Schaffner’s film does not gloss over these incongruities, and portrays Patton warts and all. Patton was a classical scholar, a poet and mystic who firmly believed in the doctrine of reincarnation. If he were to return in a Hollywood guise, Patton would just have to come back as George C. Scott. For Scott is Patton incarnate in a superb acting performance that rescues the film from some of Schaffner’s more pedestrian directing devices.

Indeed, Scott of late seems to have forgotten where his film portrayal of Patton has left off and real life has begun. He has gone on television, bitterly attacking critics who have dared to criticize the film. He has also issued

statements attacking the “herd instincts” of modern youth and calling for a return to the 16th-century romantic individualism of ivory - handled, gun - totin’ General George S. Patton, Jr.

I suppose, in Scott’s defense, we could only say that Patton would have wanted it that way. The old rascal once said, “Compared to war all forms of human endeavor shrink to insignificance.” Compared to Scott’s brilliant performance, all forms of recent Hollywood endeavor shrink to equal insignificance.

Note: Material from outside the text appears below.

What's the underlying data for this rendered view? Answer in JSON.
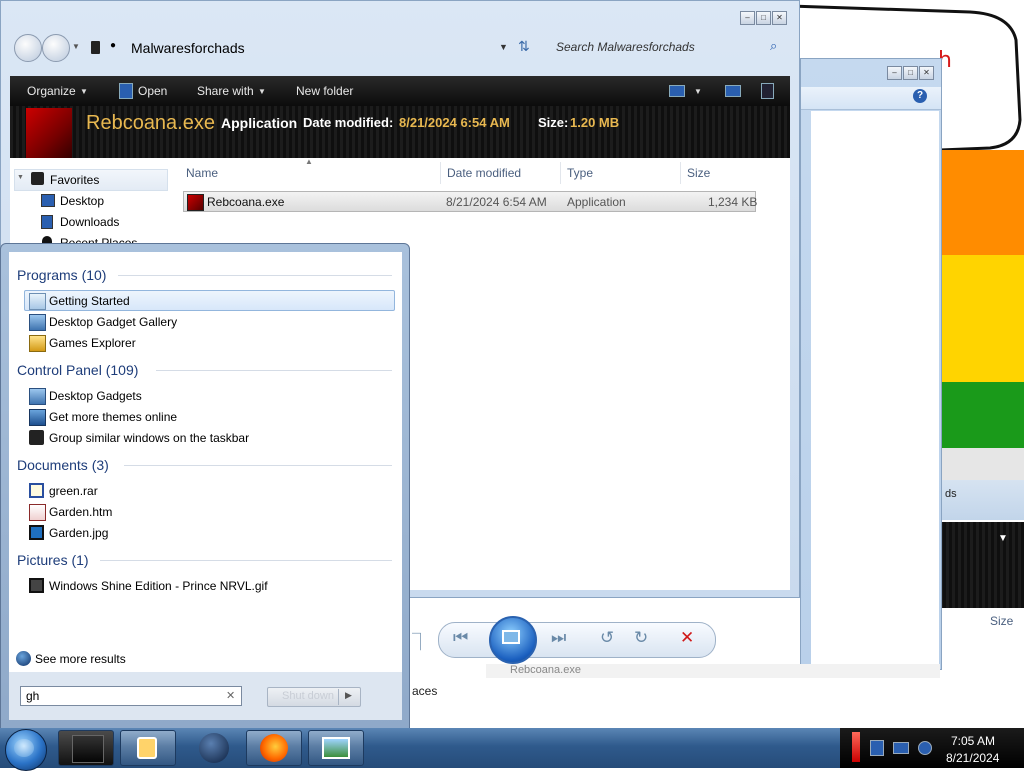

Zabriskie Point is a thoroughly engrossing film, exquisitely photographed and edited. Its images and juxtapositions have an implosive, dreamlike effect, pushing the film’s theme along in an almost lyrical, poetic flow. Here there are none of the elusive claustrophobic subtleties of La Notte or Blow-Up. In Zabriskie Point, director Michelangelo Antonioni has important points to make and he doesn’t want anyone to miss them. His plot devices and delineation of character are elusively simple. A young student radical is involved in the killing of a policeman during a campus disturbance. He steals a plane and flees to Death Valley. There he meets a young woman in flight from the sterile values of a daily commercial existence in the American megalopolis. Their encounter is brief; he returns to the city where he is gunned down by triggerhappy police. She drives off to places or destinations unknown.

These are the skeletal ingredients of Antonioni’s latest allegory. The Italian radical

who survived Mussolini’s fascism obviously sees its renaissance in polarized America today. Antonioni makes his points in sharp, swift strokes. In one scene a laconic cop asks an arrested campus radical his occupation. “Social professor of history,” the radical replies. “Too long,” says the cop. “I’ll just put down ‘clerk’.” The eerie, desolate wastes of Death Valley are central to Antonioni’s apocalyptic vision. The American empire, like the Egyptian and Roman Empires before it, will crumble and decay. The desert beckons and at the end of it, no promised land, but only crucifixion awaits. But with crucifixion comes redemption

and the beginnings of new life. In one memorable scene, as the student radical and the girl make love in the desert, they fantasize hundreds of other young couples joyously making love in the sand dunes around them. The scene has a gossamer, balletlike effect and yet, somehow, Antonioni makes them all look like the original creatures who climbed out of the ooze millions of years ago, the amoebas of a new cycle of life after death.

Zabriskie Point is both a superb film and an ominous exercise in un-American activity. Beside it, Easy Rider and Medium Cool seem merely the rude posturings of thumb-sucking infants. □